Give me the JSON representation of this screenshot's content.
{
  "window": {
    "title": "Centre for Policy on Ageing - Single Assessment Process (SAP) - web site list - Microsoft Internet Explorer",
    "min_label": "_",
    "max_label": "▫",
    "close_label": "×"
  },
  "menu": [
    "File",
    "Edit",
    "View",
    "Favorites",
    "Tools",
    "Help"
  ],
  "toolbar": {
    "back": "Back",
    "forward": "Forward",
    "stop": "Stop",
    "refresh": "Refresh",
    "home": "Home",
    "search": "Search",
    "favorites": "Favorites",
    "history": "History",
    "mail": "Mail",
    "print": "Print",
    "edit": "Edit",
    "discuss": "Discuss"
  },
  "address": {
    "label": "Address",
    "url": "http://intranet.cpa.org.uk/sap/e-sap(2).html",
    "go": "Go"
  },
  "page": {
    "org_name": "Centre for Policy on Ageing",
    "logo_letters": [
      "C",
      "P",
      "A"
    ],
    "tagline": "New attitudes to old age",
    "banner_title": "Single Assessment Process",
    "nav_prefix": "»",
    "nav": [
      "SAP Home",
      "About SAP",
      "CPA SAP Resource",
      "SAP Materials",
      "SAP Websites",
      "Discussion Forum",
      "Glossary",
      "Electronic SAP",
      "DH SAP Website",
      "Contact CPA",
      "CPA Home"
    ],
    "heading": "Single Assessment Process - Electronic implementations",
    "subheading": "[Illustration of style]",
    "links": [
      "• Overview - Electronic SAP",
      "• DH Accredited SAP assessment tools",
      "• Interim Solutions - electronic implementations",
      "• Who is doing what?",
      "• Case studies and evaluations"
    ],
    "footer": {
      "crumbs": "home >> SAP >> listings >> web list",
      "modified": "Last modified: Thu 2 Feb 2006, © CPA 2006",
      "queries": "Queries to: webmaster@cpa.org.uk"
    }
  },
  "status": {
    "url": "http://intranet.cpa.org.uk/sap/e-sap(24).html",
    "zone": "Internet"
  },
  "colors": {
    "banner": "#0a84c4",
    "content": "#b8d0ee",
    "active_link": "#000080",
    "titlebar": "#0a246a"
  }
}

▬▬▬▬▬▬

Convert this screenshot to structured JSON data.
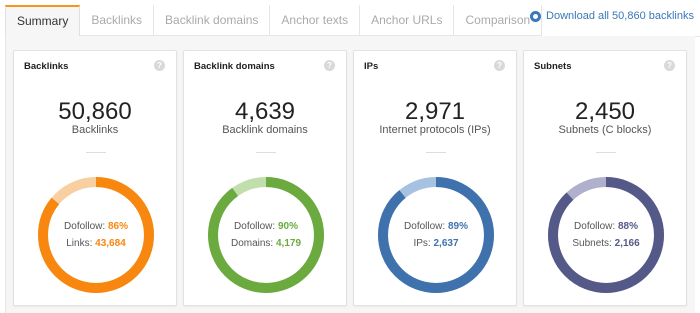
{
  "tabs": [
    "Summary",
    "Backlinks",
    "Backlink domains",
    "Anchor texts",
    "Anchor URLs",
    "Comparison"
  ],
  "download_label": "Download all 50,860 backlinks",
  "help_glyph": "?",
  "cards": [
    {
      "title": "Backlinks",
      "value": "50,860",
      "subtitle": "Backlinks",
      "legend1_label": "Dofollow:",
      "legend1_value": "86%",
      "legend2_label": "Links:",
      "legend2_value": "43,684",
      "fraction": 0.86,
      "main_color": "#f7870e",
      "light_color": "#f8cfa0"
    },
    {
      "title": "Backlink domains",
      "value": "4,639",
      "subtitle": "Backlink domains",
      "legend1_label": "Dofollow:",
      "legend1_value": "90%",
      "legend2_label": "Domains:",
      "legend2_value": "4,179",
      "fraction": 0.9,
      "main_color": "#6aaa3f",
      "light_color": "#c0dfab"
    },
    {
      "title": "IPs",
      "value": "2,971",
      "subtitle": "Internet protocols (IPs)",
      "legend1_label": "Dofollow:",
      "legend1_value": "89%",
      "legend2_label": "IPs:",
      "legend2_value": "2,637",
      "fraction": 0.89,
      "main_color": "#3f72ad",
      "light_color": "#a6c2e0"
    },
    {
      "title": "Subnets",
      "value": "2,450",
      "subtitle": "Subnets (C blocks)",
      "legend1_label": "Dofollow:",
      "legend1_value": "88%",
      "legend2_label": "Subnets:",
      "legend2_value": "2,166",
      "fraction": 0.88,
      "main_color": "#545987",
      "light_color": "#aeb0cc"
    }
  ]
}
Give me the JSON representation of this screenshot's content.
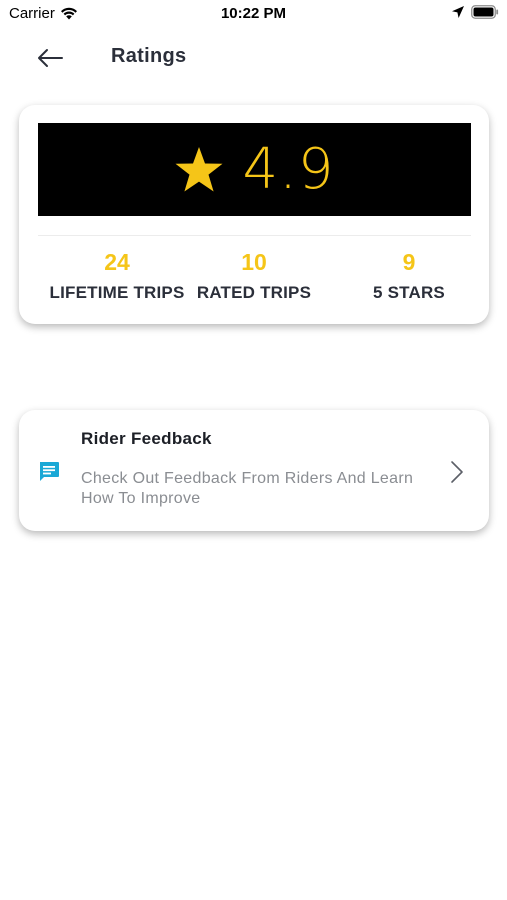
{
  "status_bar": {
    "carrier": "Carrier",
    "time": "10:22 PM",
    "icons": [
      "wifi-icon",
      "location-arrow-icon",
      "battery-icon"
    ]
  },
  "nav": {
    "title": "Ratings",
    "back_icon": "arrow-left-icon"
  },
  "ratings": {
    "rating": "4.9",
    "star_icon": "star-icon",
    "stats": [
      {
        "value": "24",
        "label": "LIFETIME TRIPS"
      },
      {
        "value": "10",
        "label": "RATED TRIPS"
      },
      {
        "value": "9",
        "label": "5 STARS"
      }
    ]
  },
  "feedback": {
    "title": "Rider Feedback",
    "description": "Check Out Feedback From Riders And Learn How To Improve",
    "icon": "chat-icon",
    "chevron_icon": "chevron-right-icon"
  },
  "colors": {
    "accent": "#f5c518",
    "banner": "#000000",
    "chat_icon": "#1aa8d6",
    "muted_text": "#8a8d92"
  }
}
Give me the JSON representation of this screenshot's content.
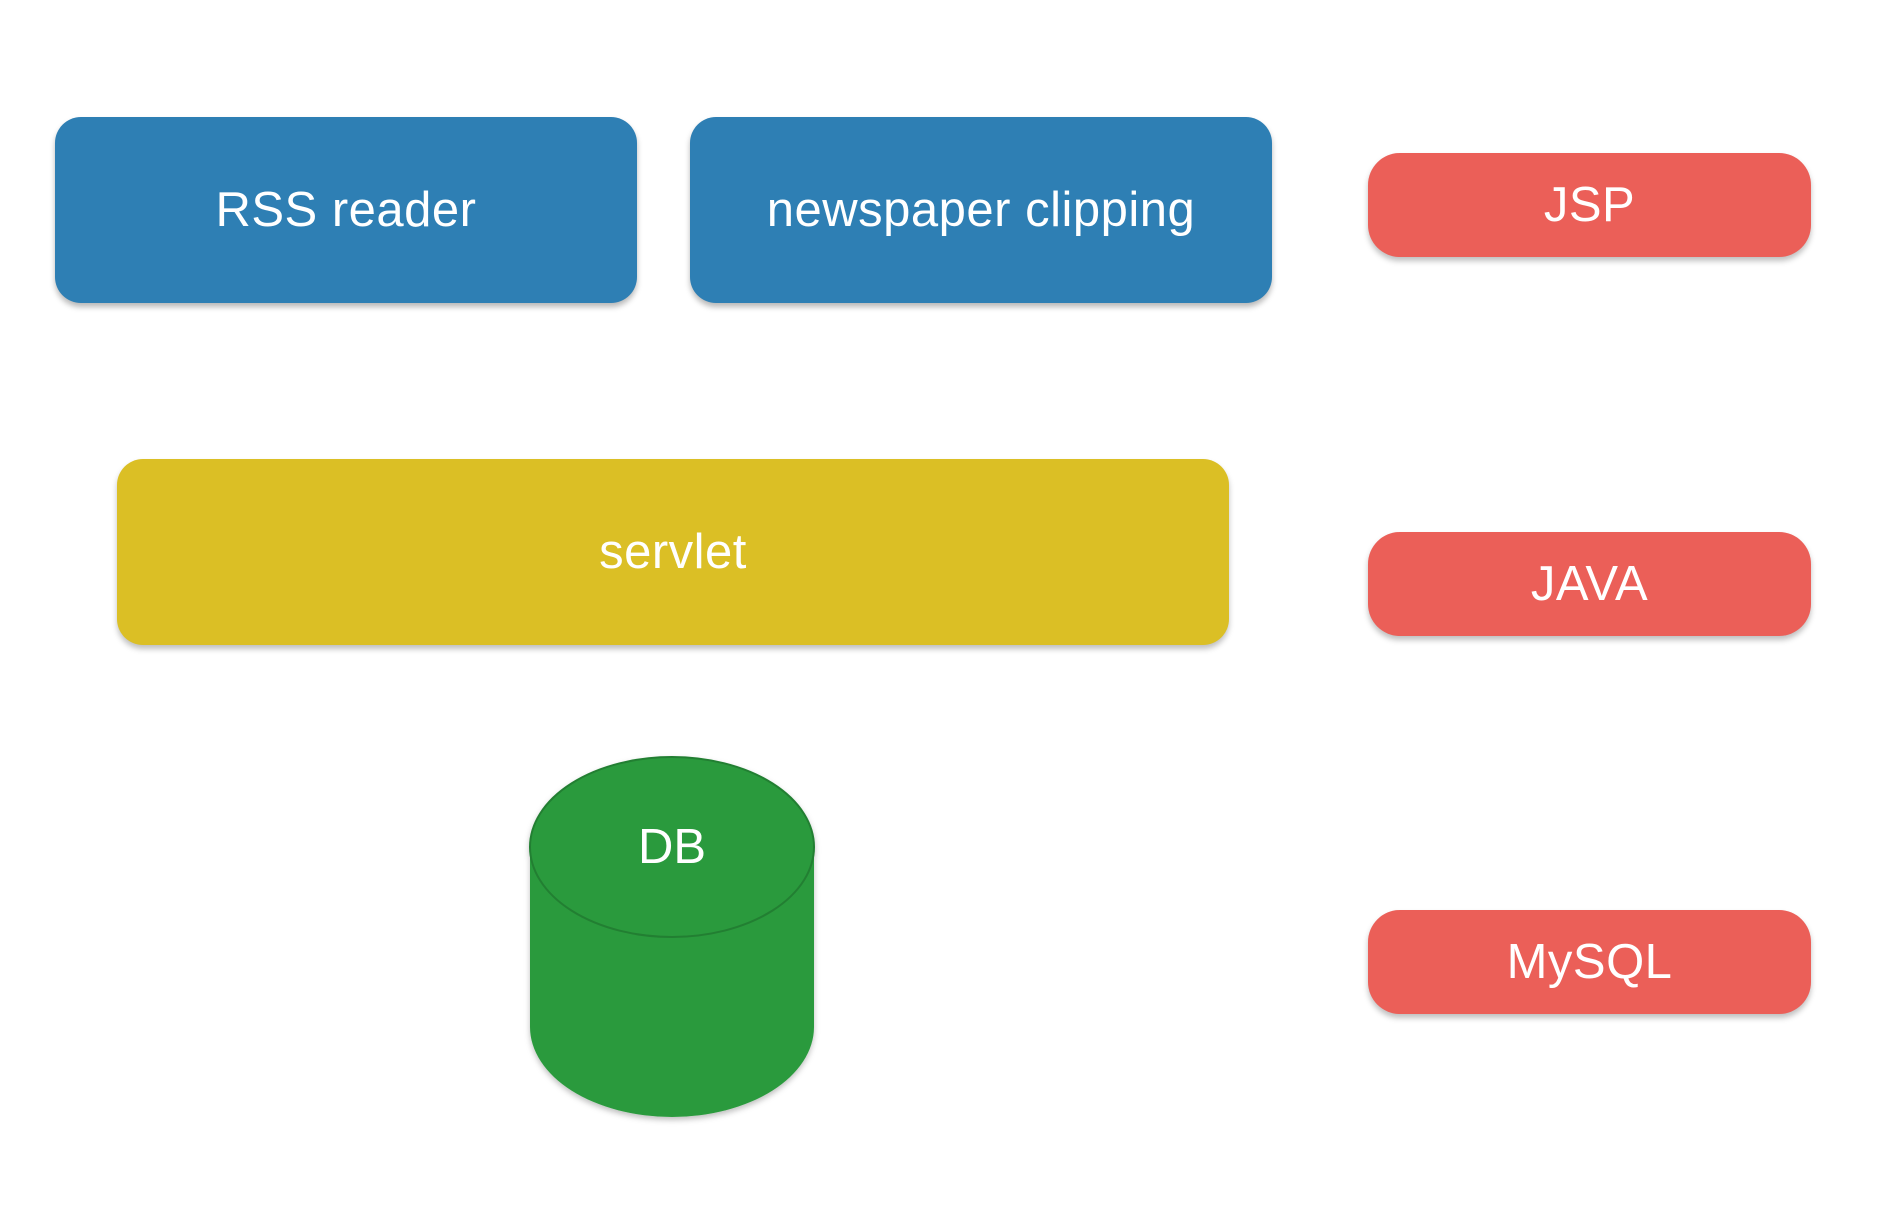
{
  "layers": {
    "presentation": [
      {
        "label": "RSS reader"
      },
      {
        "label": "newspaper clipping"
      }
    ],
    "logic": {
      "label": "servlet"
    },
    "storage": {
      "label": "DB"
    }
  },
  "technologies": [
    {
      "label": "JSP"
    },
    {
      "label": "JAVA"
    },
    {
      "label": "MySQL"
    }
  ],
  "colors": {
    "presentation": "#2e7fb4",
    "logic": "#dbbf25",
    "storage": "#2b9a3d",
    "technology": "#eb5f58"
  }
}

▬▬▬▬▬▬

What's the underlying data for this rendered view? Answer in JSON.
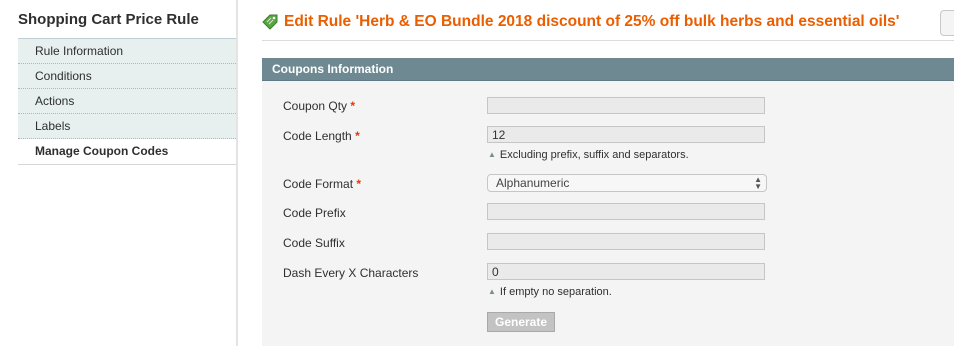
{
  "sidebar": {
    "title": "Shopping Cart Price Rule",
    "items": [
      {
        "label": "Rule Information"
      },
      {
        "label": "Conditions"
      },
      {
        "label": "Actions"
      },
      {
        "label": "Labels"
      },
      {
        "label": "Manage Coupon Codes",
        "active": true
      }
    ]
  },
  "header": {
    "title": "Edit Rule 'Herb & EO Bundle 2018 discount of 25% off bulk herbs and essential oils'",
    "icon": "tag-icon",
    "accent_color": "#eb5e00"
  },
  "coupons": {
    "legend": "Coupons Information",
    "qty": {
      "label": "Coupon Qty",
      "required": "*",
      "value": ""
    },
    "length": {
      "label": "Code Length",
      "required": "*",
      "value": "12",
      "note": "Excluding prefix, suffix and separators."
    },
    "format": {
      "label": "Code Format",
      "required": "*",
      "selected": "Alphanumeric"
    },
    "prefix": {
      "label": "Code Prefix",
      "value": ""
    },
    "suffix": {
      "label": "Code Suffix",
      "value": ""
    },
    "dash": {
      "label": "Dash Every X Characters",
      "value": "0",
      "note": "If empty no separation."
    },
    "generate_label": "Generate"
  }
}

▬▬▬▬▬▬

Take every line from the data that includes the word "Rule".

    "title": "Shopping Cart Price Rule",
        "label": "Rule Information"
    "title": "Edit Rule 'Herb & EO Bundle 2018 discount of 25% off bulk herbs and essential oils'",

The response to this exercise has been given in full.